** Description of the task **
Keyword search on "enabled": report each line of the records that contains it.

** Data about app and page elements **
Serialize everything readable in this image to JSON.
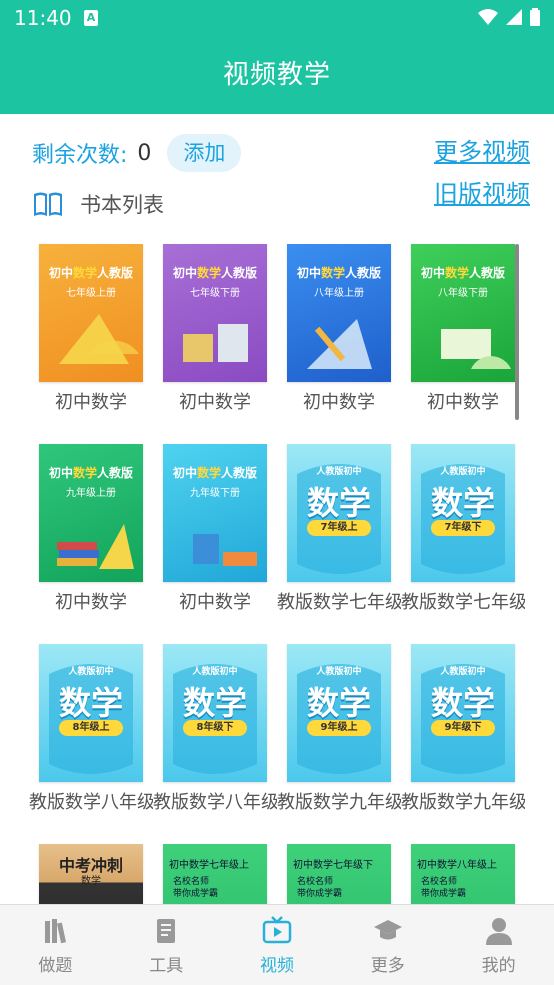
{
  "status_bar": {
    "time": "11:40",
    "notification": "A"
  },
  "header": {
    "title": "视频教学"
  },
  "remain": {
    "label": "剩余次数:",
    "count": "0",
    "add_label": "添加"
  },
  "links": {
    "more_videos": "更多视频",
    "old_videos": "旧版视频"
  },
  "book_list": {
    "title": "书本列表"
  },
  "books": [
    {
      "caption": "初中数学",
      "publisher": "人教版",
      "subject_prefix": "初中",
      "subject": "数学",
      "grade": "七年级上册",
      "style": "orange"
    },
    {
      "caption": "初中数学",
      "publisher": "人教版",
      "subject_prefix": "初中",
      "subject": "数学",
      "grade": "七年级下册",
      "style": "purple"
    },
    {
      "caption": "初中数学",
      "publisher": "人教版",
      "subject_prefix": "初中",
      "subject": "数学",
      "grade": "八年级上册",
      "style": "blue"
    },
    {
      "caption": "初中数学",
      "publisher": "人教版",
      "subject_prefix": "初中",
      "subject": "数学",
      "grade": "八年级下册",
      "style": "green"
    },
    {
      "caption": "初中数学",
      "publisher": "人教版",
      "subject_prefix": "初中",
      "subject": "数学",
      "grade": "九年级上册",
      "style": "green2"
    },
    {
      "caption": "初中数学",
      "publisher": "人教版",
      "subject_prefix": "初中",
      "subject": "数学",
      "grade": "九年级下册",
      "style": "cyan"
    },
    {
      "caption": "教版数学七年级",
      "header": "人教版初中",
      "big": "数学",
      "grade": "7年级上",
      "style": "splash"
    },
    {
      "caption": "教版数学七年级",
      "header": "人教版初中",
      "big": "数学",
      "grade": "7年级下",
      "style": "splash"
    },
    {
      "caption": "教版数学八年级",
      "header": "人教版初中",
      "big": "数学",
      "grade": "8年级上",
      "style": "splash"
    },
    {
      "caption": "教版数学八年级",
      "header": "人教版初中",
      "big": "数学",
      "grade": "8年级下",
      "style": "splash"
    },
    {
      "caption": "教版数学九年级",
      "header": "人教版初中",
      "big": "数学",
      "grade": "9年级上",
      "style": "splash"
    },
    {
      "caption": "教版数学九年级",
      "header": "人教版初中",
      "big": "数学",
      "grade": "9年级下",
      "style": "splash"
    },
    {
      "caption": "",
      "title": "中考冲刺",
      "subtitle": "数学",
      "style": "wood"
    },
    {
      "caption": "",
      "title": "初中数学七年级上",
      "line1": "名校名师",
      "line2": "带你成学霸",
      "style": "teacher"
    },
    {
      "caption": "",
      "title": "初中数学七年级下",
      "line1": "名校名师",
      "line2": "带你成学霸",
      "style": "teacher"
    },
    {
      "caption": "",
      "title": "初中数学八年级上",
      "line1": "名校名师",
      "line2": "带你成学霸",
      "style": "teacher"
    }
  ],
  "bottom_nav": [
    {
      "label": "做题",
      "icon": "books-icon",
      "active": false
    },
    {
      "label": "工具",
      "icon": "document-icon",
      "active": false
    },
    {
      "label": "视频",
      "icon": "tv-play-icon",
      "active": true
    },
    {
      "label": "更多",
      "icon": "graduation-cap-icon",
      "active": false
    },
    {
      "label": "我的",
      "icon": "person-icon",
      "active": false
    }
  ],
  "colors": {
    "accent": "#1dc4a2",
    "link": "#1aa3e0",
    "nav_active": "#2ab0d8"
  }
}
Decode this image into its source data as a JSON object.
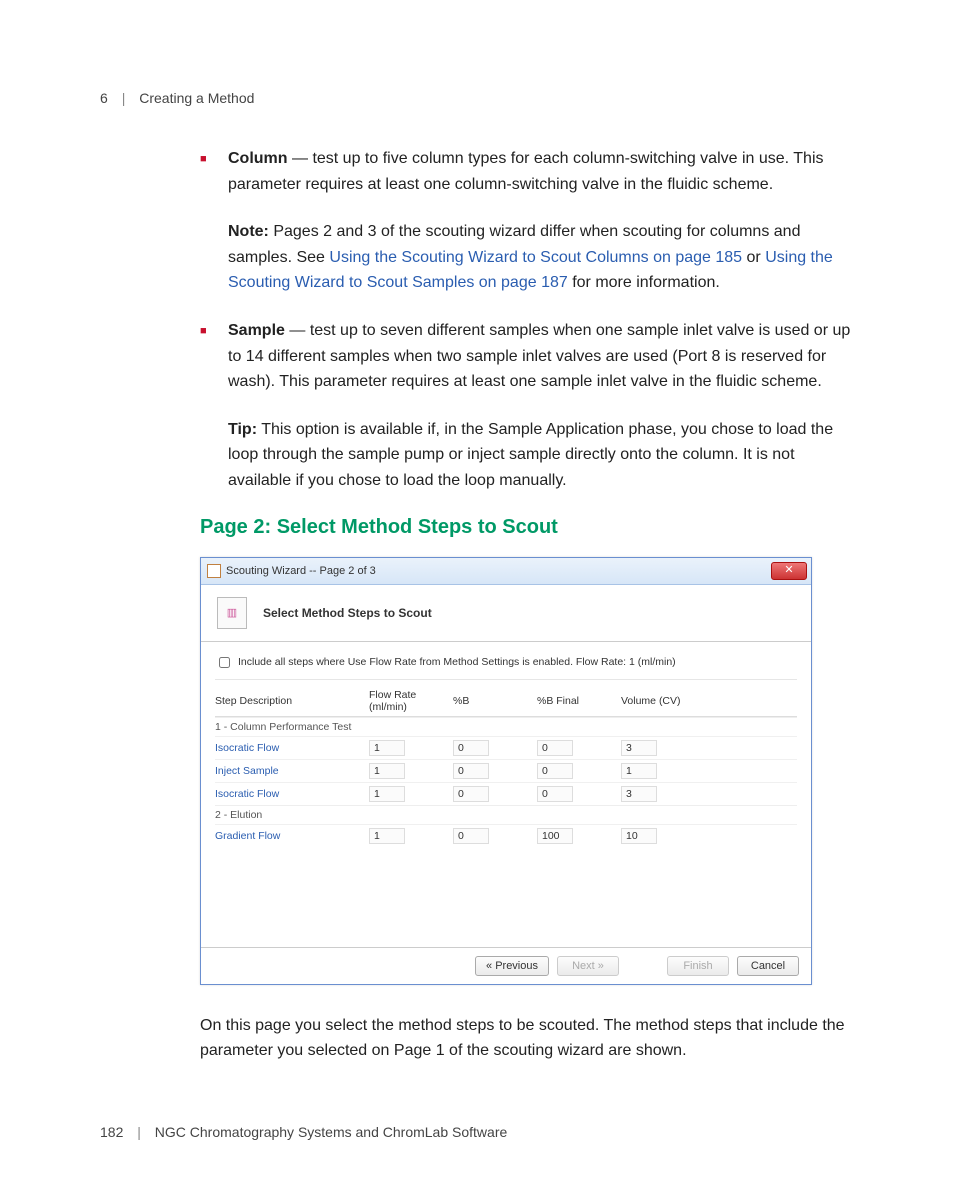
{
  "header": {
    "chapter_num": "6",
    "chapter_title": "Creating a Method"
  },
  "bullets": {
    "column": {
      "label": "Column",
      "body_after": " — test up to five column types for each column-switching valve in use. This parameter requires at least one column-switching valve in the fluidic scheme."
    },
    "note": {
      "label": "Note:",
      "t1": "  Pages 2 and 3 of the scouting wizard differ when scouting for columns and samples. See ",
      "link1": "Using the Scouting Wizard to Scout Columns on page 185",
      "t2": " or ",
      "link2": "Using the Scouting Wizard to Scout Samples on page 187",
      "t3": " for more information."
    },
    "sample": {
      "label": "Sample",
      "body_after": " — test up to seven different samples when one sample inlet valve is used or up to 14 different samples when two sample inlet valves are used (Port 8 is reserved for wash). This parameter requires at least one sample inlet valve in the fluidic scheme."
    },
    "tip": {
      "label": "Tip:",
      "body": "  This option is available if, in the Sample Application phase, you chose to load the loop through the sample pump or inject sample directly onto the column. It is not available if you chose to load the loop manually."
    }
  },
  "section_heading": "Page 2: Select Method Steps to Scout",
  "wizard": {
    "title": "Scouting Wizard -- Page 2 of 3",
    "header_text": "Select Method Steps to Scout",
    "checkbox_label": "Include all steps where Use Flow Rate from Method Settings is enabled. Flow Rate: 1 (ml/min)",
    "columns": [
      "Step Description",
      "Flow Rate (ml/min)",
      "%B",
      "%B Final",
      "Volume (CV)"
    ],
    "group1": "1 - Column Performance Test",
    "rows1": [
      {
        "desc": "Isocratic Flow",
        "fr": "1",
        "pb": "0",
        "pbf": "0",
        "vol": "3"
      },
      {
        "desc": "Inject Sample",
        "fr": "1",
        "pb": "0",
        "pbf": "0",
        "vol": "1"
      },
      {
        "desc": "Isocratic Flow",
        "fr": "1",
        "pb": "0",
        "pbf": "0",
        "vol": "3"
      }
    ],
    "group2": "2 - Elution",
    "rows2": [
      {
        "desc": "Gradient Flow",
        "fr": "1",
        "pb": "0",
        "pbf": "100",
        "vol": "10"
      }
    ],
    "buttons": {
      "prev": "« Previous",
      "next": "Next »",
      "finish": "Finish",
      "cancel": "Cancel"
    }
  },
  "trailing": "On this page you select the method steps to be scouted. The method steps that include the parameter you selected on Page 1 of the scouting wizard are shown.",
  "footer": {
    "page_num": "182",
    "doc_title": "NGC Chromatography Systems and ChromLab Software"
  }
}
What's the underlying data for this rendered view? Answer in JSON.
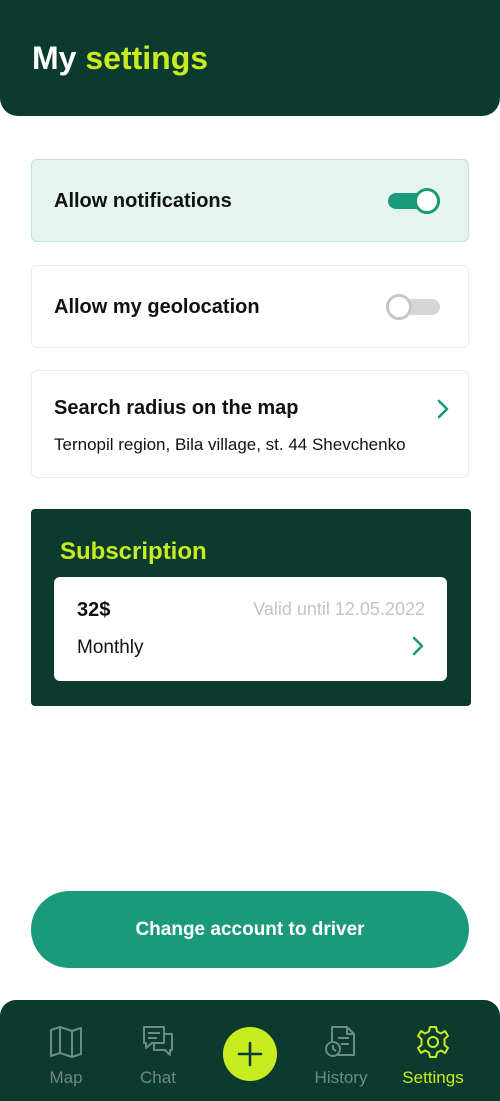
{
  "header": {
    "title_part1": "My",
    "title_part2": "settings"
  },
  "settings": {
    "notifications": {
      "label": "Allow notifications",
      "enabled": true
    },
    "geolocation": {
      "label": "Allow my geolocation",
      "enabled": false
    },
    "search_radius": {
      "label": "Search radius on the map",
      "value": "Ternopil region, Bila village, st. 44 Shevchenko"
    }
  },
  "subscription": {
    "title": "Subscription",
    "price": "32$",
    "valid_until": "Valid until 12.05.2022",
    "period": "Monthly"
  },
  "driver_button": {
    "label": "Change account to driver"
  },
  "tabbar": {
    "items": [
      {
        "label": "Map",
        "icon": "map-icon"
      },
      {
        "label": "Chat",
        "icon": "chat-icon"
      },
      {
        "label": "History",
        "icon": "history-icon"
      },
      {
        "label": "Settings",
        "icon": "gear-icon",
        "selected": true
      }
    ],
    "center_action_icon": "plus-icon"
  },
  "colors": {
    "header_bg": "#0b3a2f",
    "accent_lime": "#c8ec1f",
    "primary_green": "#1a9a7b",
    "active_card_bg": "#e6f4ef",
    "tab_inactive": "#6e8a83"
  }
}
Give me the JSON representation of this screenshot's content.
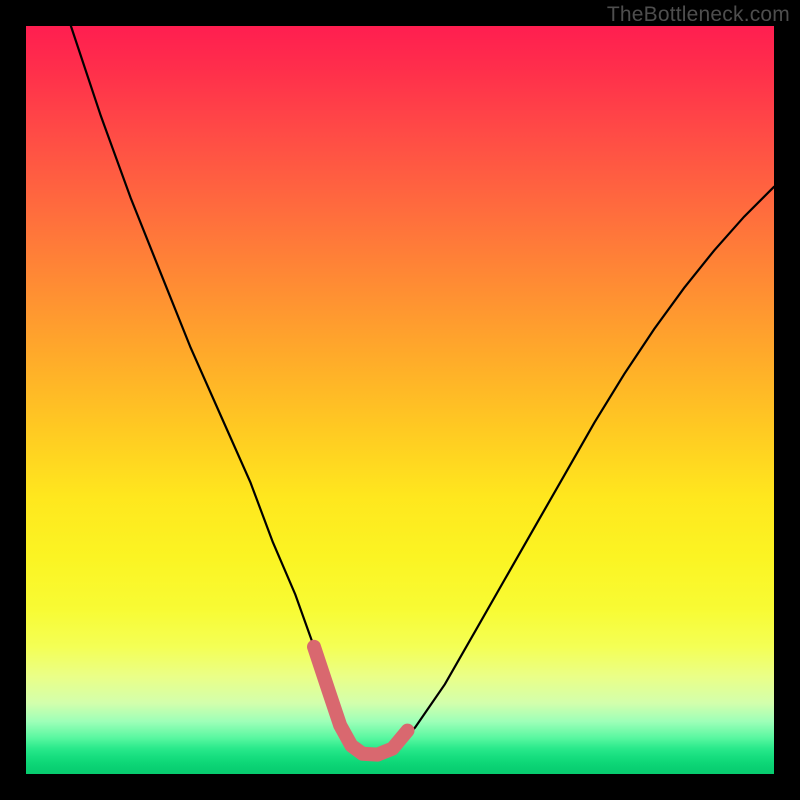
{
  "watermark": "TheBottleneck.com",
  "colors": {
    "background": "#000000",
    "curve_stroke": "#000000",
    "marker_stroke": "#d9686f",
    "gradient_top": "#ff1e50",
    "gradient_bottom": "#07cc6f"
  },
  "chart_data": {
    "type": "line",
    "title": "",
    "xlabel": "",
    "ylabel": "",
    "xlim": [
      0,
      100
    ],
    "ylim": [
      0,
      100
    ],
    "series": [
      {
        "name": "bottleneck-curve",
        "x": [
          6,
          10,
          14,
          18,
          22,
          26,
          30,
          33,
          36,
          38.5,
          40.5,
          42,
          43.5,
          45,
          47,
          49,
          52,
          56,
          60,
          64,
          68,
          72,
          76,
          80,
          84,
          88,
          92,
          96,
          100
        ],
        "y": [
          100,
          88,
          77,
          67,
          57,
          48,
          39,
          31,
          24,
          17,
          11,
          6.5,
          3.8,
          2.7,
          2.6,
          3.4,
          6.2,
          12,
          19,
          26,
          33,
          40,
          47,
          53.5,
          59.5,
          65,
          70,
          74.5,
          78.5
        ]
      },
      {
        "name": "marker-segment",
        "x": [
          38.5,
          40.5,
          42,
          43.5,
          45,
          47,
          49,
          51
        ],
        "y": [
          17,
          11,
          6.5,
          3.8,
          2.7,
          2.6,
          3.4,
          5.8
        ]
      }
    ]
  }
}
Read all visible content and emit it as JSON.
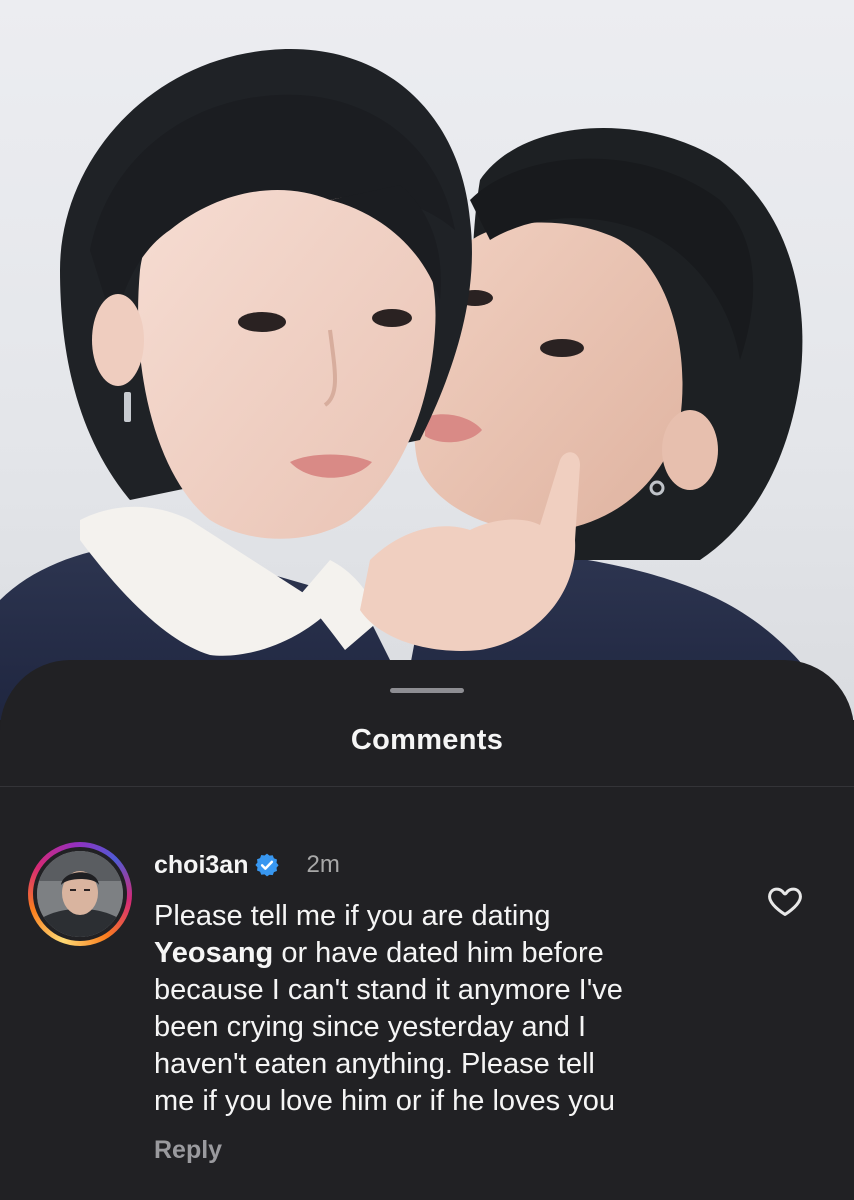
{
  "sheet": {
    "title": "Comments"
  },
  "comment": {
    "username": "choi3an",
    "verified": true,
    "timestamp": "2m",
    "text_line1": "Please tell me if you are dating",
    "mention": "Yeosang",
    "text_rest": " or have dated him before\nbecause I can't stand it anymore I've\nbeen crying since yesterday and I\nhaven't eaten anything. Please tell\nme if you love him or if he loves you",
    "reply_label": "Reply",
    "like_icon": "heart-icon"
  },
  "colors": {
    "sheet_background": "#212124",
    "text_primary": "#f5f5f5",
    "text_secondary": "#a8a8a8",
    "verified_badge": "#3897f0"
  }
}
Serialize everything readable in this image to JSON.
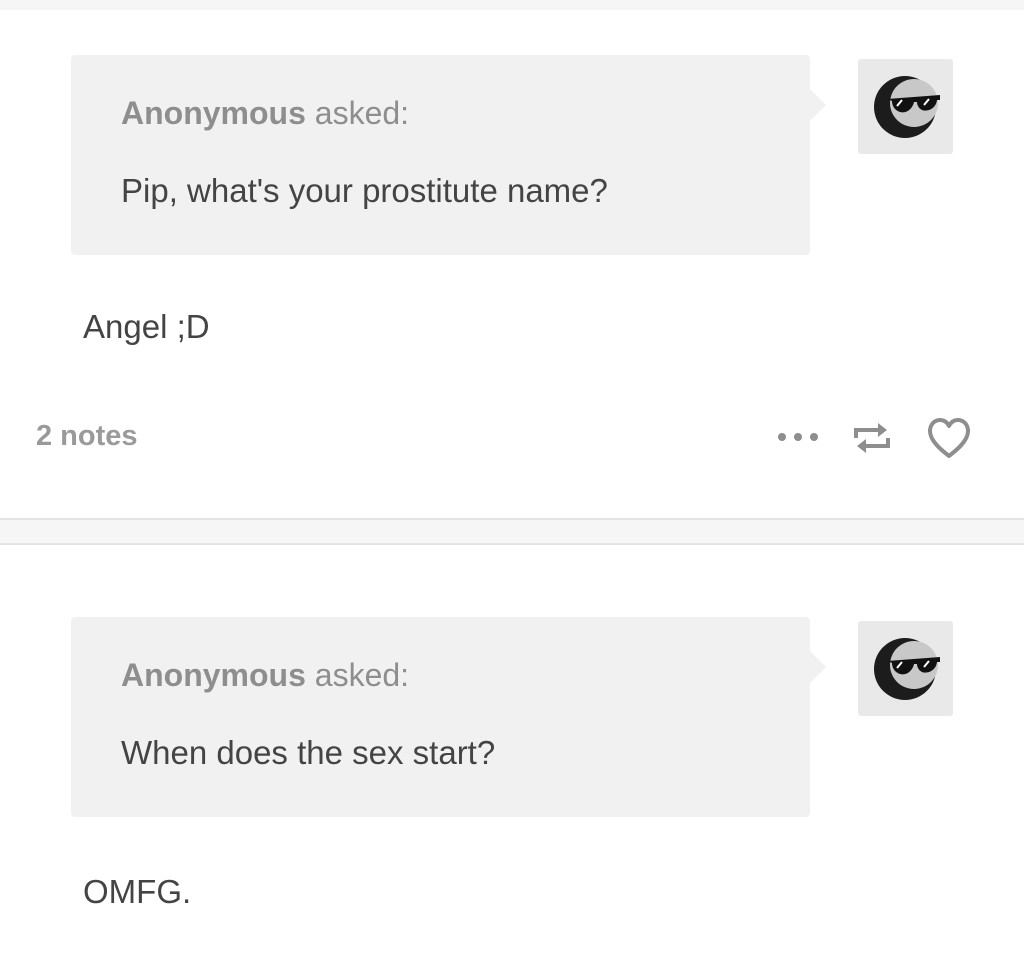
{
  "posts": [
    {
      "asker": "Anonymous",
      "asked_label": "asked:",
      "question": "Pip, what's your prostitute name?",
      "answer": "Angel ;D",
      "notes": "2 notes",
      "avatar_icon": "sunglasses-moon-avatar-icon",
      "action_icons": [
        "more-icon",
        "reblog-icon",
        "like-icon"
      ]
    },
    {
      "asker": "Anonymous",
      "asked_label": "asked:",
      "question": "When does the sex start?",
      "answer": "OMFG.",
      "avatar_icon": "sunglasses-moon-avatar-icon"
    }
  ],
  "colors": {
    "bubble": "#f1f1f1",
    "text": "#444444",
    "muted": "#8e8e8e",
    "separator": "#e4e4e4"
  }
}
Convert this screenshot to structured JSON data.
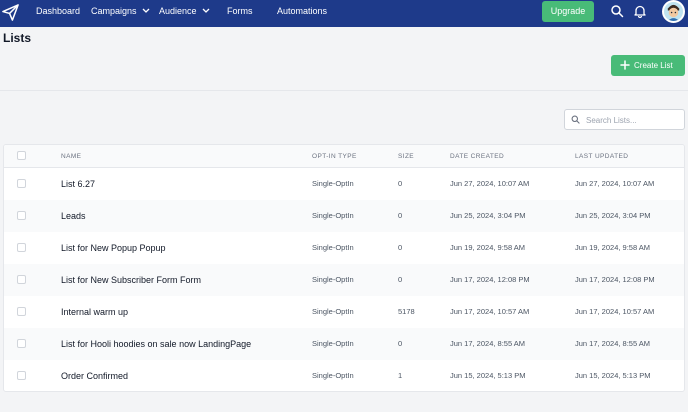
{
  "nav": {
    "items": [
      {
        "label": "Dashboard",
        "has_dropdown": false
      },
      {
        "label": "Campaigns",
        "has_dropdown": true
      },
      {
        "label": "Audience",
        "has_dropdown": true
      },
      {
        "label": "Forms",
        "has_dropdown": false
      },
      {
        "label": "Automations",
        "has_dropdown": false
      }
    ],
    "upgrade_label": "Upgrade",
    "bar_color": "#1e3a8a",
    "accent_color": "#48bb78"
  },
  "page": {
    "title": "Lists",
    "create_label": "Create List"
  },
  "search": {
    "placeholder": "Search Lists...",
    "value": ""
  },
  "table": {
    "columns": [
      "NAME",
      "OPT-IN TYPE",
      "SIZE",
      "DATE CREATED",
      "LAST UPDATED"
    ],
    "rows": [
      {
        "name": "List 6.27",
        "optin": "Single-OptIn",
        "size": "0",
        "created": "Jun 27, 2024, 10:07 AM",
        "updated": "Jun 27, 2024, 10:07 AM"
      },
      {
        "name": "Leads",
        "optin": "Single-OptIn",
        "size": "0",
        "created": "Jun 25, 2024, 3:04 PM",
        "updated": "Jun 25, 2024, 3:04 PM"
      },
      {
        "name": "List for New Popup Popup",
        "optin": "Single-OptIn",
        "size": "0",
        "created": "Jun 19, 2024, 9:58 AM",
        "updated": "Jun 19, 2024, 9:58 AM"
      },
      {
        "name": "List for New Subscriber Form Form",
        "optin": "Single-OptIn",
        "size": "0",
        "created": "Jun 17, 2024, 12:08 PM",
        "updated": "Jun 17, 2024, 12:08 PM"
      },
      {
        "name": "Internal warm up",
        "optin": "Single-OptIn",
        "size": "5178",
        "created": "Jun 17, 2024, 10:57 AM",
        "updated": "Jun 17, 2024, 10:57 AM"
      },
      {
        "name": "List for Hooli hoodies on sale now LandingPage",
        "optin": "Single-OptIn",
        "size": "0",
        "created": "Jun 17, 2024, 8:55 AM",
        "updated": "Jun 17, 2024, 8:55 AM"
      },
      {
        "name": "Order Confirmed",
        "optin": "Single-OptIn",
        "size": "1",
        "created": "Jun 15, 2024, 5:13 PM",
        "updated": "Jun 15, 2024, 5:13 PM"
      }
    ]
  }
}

** Answer box **
    "checkbox_label": "Include all steps where Use Flow Rate from Method Settings is enabled. Flow Rate: 1 (ml/min)",
      "enabled": true
      "enabled": false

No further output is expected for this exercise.